When the string "description" appears in a line of the records, show the whole line.

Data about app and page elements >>
**********
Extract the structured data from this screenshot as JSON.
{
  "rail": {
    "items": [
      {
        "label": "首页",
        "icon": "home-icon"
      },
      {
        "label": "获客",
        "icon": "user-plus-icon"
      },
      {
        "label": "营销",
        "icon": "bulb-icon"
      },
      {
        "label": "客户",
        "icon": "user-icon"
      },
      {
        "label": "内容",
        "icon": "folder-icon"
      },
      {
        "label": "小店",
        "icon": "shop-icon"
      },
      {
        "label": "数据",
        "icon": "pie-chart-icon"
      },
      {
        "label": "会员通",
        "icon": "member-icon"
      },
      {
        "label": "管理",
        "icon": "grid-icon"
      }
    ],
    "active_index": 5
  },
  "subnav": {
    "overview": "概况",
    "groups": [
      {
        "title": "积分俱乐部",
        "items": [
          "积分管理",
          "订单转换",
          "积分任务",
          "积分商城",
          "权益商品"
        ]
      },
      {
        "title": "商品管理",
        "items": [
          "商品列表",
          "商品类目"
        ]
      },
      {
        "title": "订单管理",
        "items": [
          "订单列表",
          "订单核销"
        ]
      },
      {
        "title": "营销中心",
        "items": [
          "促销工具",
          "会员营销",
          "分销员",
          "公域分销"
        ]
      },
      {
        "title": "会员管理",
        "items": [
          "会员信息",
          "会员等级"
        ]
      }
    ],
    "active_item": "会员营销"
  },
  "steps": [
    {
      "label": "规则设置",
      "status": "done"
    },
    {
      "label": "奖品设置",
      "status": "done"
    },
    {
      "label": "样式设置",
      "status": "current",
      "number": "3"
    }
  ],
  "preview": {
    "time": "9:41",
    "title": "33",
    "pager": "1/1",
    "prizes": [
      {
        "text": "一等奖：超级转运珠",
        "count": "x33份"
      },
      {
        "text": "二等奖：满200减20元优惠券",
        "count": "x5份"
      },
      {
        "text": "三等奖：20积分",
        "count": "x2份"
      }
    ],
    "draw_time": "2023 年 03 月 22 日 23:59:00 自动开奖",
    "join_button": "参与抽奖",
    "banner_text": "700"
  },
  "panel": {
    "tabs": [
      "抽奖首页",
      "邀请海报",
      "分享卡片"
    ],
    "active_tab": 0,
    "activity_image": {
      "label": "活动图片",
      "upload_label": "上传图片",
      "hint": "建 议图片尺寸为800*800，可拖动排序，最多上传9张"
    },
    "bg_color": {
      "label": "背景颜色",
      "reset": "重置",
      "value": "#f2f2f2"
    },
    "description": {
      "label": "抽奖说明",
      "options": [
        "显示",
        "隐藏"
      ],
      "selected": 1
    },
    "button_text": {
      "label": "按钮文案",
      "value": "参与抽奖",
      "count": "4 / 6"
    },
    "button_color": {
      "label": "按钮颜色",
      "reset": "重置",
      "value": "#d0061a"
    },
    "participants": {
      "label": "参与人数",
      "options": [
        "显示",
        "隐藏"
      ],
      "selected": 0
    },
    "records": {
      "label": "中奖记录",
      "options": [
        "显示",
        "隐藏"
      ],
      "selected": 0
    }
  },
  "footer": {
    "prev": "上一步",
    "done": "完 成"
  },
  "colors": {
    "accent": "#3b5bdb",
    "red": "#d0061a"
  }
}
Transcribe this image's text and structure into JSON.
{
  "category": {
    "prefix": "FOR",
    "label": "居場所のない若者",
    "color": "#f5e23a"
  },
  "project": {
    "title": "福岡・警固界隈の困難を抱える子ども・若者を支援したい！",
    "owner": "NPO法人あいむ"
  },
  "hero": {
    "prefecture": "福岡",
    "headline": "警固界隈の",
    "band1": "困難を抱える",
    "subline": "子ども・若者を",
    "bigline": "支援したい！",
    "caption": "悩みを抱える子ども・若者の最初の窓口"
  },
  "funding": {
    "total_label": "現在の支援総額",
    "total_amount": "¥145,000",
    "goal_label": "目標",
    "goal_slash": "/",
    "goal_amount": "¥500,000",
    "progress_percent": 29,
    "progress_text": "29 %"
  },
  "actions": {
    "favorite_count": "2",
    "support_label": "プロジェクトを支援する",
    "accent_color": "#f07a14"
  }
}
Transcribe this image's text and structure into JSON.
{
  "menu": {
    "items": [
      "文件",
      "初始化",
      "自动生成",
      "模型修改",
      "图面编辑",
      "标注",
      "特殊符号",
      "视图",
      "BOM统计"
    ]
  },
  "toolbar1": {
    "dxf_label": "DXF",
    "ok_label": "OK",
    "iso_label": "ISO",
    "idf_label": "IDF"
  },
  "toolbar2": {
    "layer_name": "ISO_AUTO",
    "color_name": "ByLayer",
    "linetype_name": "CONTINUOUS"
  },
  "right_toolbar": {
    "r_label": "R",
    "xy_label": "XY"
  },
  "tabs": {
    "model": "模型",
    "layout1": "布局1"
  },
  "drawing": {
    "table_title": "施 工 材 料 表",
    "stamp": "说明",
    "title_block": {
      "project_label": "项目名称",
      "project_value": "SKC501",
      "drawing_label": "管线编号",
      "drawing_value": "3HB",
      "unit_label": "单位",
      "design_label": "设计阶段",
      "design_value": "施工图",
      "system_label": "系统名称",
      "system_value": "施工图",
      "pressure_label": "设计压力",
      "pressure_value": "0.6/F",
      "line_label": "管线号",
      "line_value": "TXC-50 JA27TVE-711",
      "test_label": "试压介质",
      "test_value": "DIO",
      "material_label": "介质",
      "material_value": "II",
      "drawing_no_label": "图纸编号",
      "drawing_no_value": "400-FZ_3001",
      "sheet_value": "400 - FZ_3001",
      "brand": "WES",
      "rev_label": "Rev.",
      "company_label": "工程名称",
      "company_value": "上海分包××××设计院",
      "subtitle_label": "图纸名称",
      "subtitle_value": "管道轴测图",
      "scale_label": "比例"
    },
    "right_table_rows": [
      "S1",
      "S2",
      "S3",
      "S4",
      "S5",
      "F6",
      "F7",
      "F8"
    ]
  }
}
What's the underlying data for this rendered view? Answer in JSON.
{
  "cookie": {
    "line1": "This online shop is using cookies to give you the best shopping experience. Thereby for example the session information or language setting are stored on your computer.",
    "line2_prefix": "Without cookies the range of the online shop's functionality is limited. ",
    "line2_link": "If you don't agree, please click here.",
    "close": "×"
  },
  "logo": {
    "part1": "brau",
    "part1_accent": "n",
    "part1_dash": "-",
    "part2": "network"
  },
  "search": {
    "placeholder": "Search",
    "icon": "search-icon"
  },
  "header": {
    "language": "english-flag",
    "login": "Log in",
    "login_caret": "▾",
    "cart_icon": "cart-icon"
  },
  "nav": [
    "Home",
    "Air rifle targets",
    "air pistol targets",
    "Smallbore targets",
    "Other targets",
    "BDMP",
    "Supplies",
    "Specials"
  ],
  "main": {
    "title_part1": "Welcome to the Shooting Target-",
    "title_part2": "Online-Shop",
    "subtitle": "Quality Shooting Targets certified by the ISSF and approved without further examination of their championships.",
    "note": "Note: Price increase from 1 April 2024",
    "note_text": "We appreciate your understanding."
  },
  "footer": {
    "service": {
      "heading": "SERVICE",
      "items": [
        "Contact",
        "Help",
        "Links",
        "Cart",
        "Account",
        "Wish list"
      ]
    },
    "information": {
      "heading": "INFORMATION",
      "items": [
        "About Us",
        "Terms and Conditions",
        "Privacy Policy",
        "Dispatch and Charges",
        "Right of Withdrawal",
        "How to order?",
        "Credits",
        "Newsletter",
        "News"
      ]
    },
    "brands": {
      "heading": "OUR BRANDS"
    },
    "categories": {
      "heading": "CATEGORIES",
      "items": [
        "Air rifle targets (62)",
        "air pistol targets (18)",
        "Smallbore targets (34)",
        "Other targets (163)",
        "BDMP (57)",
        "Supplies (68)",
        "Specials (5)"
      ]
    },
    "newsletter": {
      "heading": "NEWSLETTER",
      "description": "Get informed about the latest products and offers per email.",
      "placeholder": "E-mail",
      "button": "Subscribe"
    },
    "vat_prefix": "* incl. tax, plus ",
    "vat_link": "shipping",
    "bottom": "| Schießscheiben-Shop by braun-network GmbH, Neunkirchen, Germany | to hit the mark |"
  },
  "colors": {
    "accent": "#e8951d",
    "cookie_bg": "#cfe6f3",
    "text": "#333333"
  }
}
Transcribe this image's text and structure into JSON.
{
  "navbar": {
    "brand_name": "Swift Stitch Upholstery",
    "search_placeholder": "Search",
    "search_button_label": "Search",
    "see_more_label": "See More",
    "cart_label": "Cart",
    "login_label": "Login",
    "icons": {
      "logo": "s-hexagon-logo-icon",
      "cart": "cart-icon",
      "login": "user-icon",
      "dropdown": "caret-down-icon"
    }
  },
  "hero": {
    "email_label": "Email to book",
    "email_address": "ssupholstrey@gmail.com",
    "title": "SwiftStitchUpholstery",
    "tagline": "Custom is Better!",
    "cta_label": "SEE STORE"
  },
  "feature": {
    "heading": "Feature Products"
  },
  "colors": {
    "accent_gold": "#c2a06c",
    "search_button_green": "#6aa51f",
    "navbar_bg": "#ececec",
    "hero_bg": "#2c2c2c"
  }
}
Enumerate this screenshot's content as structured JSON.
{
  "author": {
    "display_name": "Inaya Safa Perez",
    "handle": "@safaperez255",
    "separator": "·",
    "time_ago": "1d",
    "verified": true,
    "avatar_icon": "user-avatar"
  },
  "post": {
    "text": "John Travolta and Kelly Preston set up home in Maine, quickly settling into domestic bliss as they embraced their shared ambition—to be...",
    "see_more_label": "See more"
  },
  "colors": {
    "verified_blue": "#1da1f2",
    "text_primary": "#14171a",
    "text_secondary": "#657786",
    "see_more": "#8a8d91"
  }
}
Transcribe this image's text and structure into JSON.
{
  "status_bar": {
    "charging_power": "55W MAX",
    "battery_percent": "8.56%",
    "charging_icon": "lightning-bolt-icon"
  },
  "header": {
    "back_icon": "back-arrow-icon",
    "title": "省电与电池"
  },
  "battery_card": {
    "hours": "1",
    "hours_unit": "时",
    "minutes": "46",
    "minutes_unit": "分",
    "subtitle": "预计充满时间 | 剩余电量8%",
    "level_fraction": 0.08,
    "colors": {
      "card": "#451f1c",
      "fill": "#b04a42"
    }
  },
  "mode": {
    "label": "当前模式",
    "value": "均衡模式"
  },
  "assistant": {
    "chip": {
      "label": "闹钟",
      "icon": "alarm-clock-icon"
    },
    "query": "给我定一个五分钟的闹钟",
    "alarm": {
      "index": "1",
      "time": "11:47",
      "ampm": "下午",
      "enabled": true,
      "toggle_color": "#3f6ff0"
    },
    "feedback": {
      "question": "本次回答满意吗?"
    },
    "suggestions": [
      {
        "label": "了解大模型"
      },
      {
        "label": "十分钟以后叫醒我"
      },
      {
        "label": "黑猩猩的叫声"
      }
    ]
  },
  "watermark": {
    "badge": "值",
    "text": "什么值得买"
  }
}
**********
ANSWER BELOW >>
    "description": {
      "description": "Get informed about the latest products and offers per email.",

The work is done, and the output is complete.